About the 40 Days and 40 Mics project
For lent this year I decided that I was giving up not doing comedy. I wasn’t sure what this would look like, especially since I’m technically Jewish, but I suspected that it would involve a show a night.
At least one show a night! I declared, to no one in particular.
I live in NYC; maybe I should do more than one. Isn’t that the whole reason I moved here? The goal was to be onstage more than I was in my small town of Aspen, Colorado. I got here about a year ago, went to one open mic, and pretty much immediately lost my mind (more on that later in the blog) so any level of commitment would be an improvement.
They say your first year in NYC is hard. They are understating it.

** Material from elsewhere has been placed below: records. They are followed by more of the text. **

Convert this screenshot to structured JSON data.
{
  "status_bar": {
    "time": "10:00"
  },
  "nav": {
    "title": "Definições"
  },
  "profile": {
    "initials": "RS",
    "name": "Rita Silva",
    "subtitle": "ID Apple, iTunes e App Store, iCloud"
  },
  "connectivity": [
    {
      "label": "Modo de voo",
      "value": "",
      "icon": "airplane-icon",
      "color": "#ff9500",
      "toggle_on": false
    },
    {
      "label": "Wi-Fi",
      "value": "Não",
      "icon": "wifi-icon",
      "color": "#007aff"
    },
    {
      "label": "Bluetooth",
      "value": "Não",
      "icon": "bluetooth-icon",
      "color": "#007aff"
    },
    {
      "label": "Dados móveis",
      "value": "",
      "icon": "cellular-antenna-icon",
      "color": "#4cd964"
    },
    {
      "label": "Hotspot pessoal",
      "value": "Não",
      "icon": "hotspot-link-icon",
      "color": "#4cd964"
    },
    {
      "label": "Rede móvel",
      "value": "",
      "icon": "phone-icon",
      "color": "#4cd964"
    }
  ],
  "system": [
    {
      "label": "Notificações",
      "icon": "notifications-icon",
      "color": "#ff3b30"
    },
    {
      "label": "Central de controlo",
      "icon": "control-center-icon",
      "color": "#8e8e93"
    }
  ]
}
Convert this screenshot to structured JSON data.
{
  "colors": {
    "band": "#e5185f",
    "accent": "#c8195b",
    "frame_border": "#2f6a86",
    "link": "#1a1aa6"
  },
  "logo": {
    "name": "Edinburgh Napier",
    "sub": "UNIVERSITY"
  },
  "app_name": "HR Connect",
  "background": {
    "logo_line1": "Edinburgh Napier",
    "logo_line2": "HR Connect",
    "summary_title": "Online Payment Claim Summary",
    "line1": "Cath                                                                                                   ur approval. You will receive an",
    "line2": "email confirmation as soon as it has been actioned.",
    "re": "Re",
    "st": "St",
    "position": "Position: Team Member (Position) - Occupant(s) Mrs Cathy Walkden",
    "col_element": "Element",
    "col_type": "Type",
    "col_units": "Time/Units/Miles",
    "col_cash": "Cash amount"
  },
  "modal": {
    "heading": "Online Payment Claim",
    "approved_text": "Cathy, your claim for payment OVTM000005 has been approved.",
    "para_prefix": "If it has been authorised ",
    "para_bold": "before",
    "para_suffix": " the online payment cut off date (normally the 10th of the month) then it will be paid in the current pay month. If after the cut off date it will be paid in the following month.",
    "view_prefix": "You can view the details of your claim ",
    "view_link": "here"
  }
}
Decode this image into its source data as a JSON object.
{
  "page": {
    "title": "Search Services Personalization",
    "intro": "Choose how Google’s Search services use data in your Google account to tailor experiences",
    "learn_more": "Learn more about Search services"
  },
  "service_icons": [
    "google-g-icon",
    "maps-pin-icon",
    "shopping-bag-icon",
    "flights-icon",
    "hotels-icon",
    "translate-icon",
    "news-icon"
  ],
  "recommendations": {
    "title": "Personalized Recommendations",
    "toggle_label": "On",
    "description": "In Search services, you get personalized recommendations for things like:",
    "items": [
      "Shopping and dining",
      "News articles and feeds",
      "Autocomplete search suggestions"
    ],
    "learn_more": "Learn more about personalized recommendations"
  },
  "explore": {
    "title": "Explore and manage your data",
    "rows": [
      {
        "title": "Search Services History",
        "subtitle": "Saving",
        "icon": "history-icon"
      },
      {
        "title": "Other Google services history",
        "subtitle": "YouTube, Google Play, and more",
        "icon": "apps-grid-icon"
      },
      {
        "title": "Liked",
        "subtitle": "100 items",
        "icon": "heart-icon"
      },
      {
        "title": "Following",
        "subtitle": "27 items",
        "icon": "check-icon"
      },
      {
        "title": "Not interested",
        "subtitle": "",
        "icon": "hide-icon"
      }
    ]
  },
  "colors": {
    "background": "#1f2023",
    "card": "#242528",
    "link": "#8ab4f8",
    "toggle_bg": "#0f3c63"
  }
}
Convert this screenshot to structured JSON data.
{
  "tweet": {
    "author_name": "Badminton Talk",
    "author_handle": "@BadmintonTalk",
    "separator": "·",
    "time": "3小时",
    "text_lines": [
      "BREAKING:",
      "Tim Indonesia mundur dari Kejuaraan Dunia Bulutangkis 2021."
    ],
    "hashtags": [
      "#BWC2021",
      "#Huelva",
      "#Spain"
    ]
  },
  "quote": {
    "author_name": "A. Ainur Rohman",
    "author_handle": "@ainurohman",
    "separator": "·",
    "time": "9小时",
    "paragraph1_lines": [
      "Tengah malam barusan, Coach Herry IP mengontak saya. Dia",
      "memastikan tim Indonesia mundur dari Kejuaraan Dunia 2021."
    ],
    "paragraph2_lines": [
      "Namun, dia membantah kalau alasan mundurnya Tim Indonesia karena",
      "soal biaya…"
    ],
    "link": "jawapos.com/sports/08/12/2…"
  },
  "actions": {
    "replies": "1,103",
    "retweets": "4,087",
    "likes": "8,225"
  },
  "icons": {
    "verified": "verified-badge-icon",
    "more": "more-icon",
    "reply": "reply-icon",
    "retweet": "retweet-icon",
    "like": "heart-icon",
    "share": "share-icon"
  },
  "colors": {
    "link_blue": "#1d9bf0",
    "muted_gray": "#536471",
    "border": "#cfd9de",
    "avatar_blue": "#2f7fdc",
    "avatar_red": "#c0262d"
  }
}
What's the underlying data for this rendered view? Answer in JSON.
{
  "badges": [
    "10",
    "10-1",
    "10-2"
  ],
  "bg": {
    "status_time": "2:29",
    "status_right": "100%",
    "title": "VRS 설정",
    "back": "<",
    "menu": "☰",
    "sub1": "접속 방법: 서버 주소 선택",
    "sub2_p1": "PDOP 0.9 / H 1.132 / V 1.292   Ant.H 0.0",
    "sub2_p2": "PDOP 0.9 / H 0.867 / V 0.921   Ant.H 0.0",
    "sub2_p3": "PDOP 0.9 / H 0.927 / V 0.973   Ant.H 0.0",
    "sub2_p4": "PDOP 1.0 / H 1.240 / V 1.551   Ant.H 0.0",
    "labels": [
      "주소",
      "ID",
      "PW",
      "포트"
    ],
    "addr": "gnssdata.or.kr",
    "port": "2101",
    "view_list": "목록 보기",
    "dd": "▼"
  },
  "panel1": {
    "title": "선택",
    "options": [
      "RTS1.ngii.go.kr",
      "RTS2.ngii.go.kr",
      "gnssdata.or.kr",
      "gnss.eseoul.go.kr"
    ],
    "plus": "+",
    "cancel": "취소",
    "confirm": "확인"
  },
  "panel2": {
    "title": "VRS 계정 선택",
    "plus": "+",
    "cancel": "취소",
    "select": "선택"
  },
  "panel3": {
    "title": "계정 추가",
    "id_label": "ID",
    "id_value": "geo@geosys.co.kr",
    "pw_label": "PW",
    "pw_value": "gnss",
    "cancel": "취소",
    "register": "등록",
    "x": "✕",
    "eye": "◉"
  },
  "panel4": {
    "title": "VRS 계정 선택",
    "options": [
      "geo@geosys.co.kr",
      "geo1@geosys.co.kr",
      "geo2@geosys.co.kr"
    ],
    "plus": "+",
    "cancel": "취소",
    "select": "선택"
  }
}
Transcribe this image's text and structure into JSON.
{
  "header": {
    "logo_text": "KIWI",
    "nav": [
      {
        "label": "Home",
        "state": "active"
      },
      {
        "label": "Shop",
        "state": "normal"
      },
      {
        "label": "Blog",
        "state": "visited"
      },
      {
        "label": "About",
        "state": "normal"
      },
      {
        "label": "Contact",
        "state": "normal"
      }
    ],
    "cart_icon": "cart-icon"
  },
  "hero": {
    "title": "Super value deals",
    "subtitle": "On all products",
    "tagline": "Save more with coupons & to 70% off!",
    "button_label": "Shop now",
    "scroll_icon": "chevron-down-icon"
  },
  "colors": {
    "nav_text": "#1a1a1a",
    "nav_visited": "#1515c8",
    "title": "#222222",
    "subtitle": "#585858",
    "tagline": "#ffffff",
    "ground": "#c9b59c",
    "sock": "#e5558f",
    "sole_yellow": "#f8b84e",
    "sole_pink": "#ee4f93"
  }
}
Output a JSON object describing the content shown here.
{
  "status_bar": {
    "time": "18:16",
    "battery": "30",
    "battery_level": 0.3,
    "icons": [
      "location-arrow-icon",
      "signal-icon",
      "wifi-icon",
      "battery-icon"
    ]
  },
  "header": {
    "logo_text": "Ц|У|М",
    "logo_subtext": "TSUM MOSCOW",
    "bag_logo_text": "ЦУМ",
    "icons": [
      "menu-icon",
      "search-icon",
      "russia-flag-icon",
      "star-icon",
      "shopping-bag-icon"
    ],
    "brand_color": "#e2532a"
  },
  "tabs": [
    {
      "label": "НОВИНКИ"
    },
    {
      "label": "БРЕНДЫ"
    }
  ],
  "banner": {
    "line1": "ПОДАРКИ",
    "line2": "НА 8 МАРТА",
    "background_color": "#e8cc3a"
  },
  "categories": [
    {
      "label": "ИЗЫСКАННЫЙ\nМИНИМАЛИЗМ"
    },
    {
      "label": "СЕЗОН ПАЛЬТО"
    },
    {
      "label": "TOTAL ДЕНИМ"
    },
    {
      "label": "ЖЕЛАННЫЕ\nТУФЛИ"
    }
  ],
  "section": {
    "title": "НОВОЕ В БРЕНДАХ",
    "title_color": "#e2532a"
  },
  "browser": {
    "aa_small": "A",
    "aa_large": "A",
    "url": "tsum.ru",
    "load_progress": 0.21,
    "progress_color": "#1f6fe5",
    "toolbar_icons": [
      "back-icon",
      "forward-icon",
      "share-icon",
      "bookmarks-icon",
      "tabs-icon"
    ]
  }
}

I figured I’d show up, flash my bartending resume (which includes Nobu – the fanciest, most expensive, highest-end, celebrity-infused chain in the world), and get a job that would support me without cutting too deep into my stand up time. Ha! That was the city’s first joke (NYC: 1, Alexa: 0). Fifteen months later, I’ve gone through my savings, am hugely in debt, and don’t have much to show for my efforts.
I need to step up my game.
So lent came and I started. I got online and looked up open mics to fill in the gaps in my schedule and charged up my unlimited metro card and went on my way. Wandering into strange rooms with microphones, multiple shows a night, introducing myself to strangers who ran the gamut between wanting to take me under their wing and wanting to show me my place between the abandoned umbrellas and the sandwich bags of dog poop, (“If you don’t have experience in New York, it doesn’t really count,” I was told repeatedly. Most often by the least funny person in the room.) Still, I was on a roll, until I read about the fact that lent is really 46 days and you get Sundays off.
So I don’t have to do 40 days in a row? That seems like a scam. One day off rolled into two rolled into a week…you get the idea. My game fell apart.
And then I remembered that I’m not Catholic, so I’m not locked into the rules of lent. I decided to start over and keep a log, which in modern times is a blog and gets posted online. At least at the end I’ll have a record of the experience. And, did the tree really fall in the woods if there was no photo tweet instagrammed to a Facebook profile?
How did I pick these 40 days? Well, I pretty much have enough money to cover my rent and meager food consumption through the month of April and then I’ve got to figure out something else. My parents want me to move back to Aspen and I don’t want to leave New York without feeling like I gave it a real try. (Full disclosure: they’ve wanted that since the day my Chevy Blazer rolled west on CO-82 and are willing to send me money, but only if I use it to get back home.)
I also see that going homeless in New York isn’t the wisest decision if I don’t have a plan (more on that later, too). Some of you are reading this and thinking that the period should have come after the word decision. You might be right. Either way, sustained by a combination of Ramen and Internet dates, I am going strong for the next 40 days and leaving the rest to fate.
Why 40 days?
Forty is significant in the Bible as a period of testing – Moses spent 40 days on Mount Sinai, the rains fell for 40 days, Goliath tortured the Israelites for 40 days until David stepped up…and that’s just the Jews. Mohammed, Buddha, and Jesus each fasted for 40 days. In pop-culture/self-help, Morgan Spurlock and Gretchen Rubin agree that 40 days is a sufficient amount of time to change a habit. Egyptians believe that it takes 40 days for the soul to be fixed in the body. And then there’s an Arabic proverb that says: To understand a people, you must live among them for 40 days. The Alexa variation on that proverb is that, to understand me, and my desire to be a comedian, I’m going to do 40 standup shows in 40 days.
I’m making up my own rules.
1. Get on stage every night.
2. If I don’t get on stage one night, I need to do two another night to make up for it.
3. Write a blog about the experience.